The Duty to Consult: New Relationships with Aboriginal Peoples by law professor Dwight C. Newman offers an overview of the nature of the Crown's obligation to consult with Aboriginal Peoples when the Crown is aware of a potential action that may affects the rights of First Nations, Inuit, and Métis. For this constantly changing process, the author examines the court decisions, legislation, policies, and consultation process regarding this duty.
For Future Generations: Reconciling Gitxsan and Canadian Law by P. Dawn Mills is part of Purich Publishing's Aboriginal Issues series. This brief volume offers a general readership insight into the Gitxsan perspective of Aboriginal rights and title. The author has spent a number of years studying and researching the historic court cases such as Delgam'Uukw v. British Columbia as well as Gitxsan property law and governance. The book begins with an historical overview of land and First Nations rights as they pertain to British Columbia from 1795-1916.
Moving Toward Justice: Legal Traditions and Aboriginal Justice contains twelve essays first presented during a March 2006 justice and law conference held in Regina and sponsored by First Nations University and the Saskatchewan Institute of Public Policy. The papers are generally legal approaches to the issue of Aboriginal Peoples and the Canadian justice system.

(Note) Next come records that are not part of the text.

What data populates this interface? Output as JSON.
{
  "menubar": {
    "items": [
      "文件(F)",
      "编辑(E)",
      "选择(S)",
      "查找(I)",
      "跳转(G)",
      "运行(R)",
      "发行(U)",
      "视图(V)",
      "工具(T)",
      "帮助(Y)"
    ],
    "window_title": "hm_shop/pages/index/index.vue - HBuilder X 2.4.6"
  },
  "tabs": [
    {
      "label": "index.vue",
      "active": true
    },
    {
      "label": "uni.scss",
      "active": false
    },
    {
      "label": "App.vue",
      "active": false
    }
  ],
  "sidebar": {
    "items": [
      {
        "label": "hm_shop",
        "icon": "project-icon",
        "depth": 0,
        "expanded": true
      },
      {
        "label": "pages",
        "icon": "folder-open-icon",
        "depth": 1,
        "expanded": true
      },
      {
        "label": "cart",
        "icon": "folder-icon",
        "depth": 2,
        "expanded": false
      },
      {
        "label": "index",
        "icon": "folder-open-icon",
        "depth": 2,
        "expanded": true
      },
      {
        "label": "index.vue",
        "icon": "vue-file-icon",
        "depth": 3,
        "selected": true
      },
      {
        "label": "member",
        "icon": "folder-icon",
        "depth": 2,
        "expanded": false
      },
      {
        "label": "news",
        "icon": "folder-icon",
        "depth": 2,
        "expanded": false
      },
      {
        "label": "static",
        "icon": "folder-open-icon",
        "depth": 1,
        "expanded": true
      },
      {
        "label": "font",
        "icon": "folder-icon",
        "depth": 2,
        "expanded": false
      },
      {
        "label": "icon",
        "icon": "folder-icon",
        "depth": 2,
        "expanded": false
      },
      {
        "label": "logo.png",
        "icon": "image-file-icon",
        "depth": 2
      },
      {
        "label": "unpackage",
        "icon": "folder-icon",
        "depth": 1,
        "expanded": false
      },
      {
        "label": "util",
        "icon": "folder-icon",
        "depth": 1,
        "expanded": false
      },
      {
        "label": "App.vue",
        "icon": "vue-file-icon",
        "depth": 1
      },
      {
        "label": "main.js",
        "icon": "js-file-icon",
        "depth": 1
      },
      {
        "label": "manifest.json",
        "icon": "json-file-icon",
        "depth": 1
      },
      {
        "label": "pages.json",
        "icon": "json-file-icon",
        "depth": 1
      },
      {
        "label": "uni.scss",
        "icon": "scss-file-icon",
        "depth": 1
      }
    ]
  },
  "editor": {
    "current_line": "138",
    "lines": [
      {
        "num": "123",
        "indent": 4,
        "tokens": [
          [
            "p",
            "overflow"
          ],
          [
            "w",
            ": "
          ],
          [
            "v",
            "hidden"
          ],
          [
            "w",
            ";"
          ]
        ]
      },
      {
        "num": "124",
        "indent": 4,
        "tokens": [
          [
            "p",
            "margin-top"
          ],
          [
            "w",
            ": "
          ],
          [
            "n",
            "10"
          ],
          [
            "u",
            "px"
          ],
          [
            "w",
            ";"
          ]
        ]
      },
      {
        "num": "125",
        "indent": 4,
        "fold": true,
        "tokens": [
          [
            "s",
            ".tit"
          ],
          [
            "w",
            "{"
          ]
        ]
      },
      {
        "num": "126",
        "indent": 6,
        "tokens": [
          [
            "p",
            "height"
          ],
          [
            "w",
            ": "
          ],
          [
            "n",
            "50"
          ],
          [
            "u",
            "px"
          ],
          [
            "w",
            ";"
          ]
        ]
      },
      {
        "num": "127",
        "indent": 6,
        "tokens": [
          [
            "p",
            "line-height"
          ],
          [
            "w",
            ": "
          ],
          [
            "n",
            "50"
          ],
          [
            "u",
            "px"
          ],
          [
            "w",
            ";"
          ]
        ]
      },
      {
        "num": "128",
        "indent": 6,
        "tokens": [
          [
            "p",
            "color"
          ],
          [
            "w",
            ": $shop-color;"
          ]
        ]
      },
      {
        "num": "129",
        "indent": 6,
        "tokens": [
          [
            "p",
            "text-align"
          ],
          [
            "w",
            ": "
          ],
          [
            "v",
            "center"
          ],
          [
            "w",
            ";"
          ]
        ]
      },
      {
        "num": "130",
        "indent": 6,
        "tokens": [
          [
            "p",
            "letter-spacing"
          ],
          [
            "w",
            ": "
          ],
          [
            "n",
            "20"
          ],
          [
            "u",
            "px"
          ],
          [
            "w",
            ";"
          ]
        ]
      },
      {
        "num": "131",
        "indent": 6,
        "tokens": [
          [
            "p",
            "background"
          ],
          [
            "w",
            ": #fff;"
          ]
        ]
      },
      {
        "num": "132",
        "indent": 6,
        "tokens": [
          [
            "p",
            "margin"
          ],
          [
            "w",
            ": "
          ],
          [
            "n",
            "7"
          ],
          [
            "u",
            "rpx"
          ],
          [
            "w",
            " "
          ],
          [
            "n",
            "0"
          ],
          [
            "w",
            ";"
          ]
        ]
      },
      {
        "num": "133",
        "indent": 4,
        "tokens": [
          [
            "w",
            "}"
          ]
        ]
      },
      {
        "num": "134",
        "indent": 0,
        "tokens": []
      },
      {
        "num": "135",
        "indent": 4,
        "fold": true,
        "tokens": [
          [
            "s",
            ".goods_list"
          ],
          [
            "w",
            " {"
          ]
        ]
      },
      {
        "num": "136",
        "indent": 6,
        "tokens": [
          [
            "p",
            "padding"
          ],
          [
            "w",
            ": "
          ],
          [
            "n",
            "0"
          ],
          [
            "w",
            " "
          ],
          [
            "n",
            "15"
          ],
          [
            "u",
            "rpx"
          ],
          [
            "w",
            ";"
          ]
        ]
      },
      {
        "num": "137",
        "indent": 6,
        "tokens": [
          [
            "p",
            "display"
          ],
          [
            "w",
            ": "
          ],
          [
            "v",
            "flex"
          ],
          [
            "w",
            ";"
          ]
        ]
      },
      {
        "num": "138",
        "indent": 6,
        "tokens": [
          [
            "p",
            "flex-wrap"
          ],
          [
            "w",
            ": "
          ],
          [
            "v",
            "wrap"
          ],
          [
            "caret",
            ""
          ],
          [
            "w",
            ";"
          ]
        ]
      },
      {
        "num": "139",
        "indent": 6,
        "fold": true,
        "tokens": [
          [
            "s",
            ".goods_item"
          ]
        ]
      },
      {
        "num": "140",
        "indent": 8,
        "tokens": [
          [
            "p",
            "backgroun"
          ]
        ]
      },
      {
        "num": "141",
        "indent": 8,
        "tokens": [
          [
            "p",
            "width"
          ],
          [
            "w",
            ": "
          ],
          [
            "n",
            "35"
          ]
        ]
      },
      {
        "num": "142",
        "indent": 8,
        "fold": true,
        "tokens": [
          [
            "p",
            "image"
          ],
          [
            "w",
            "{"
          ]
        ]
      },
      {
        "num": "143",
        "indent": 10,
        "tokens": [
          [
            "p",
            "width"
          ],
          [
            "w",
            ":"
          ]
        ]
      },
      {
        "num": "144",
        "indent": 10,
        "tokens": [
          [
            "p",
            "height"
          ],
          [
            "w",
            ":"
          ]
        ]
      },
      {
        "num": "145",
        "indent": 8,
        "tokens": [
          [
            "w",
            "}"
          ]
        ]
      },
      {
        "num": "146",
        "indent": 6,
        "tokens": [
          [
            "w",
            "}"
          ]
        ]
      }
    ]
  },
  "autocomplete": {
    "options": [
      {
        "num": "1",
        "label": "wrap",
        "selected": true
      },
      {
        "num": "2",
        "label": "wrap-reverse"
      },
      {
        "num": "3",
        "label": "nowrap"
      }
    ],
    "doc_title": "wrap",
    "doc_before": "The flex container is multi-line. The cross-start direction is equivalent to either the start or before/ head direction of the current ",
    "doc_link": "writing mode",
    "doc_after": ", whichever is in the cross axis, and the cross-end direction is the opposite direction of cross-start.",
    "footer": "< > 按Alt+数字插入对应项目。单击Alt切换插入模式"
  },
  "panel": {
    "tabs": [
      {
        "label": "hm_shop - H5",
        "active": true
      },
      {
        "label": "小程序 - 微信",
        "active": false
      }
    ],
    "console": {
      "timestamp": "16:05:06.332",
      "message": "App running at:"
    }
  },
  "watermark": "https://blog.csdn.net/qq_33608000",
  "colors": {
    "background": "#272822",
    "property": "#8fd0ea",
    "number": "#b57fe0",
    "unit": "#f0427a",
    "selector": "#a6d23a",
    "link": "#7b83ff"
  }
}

Gambling with the Future: The Evolution of Aboriginal Gaming in Canada discusses the recent development of casinos and large-scale bingos among First Nations in Canada. First Nations in Canada have taken the example from Native American casinos in the United States as a key component for economic development in their communities. The book examines the battles First Nations waged against their respective provincial governments for the right to legally open their gaming operations.
Account of the ground-breaking Supreme Court Case, Guerin v. the Queen, in 1984. The lawyer for the Musqueam First Nation during this legal battle provides a detailed history of the case and the meaning behind the decision that compels the federal government to act in the best interests of First Nations. The government's breach of duty to First Nations, in this case the Musqueam, is documented. The author compares Canadian law with respect to fiduciary duty with that of Australia, New Zealand and the United States.
Who are the Aboriginal peoples of Canada? Who decides? How many are there, and where do they live? The 1982 amendments to the Canadian Constitution recognize and affirm the existing Aboriginal and treaty rights of the Aboriginal peoples of Canada, specifically the Indian, Inuit and Métis peoples. This book is about the legal and policy issues that must be confronted if this Constitutional commitment is to be honoured. In its 1996 report, the Royal Commission on Aboriginal Peoples laid out a process to recognize and define Canada's Aboriginal peoples. The federal government has ignored it.
Aboriginal Self-Government in Canada: Current Trends and Issues is the third edition of this self-government title in Purich Publishing's popular Aboriginal Issues series. In this new edition editor Yale Belanger gathered 19 comprehensive essays by 31 scholars and politicians to deal with the practical side of self-government as it is unfolding in Canada. The book is organized into five sections with section one covering the basic introduction to self-government as it understood by contemporary Aboriginal scholars.